Starting at the first line, copy the data below through to the end, exactly.

Top of Exercise material

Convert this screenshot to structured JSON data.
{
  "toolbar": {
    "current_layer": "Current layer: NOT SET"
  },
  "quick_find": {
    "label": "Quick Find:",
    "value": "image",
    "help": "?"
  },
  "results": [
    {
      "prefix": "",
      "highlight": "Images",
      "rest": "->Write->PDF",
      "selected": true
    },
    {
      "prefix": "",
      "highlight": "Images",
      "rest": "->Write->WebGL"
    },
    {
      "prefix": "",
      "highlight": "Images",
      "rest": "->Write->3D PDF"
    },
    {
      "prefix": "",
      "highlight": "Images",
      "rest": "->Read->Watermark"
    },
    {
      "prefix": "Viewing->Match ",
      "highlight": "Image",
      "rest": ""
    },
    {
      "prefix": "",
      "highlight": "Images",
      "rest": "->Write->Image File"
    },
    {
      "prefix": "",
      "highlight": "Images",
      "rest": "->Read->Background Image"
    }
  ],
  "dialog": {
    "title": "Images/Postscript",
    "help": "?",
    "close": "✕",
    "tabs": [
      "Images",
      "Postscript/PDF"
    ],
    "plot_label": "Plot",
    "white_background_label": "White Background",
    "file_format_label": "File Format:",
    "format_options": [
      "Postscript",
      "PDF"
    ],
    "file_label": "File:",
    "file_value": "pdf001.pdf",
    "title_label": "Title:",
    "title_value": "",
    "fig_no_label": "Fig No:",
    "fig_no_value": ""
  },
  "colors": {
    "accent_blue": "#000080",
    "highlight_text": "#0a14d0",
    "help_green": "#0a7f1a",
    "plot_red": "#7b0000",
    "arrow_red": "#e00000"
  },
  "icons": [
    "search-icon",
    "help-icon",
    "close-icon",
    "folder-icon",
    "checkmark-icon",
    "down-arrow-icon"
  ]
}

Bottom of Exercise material

Solution to this task
Convert this screenshot to structured JSON data.
{
  "toolbar": {
    "current_layer": "Current layer: NOT SET"
  },
  "quick_find": {
    "label": "Quick Find:",
    "value": "image",
    "help": "?"
  },
  "results": [
    {
      "prefix": "",
      "highlight": "Images",
      "rest": "->Write->PDF",
      "selected": true
    },
    {
      "prefix": "",
      "highlight": "Images",
      "rest": "->Write->WebGL"
    },
    {
      "prefix": "",
      "highlight": "Images",
      "rest": "->Write->3D PDF"
    },
    {
      "prefix": "",
      "highlight": "Images",
      "rest": "->Read->Watermark"
    },
    {
      "prefix": "Viewing->Match ",
      "highlight": "Image",
      "rest": ""
    },
    {
      "prefix": "",
      "highlight": "Images",
      "rest": "->Write->Image File"
    },
    {
      "prefix": "",
      "highlight": "Images",
      "rest": "->Read->Background Image"
    }
  ],
  "dialog": {
    "title": "Images/Postscript",
    "help": "?",
    "close": "✕",
    "tabs": [
      "Images",
      "Postscript/PDF"
    ],
    "plot_label": "Plot",
    "white_background_label": "White Background",
    "file_format_label": "File Format:",
    "format_options": [
      "Postscript",
      "PDF"
    ],
    "file_label": "File:",
    "file_value": "pdf001.pdf",
    "title_label": "Title:",
    "title_value": "",
    "fig_no_label": "Fig No:",
    "fig_no_value": ""
  },
  "colors": {
    "accent_blue": "#000080",
    "highlight_text": "#0a14d0",
    "help_green": "#0a7f1a",
    "plot_red": "#7b0000",
    "arrow_red": "#e00000"
  },
  "icons": [
    "search-icon",
    "help-icon",
    "close-icon",
    "folder-icon",
    "checkmark-icon",
    "down-arrow-icon"
  ]
}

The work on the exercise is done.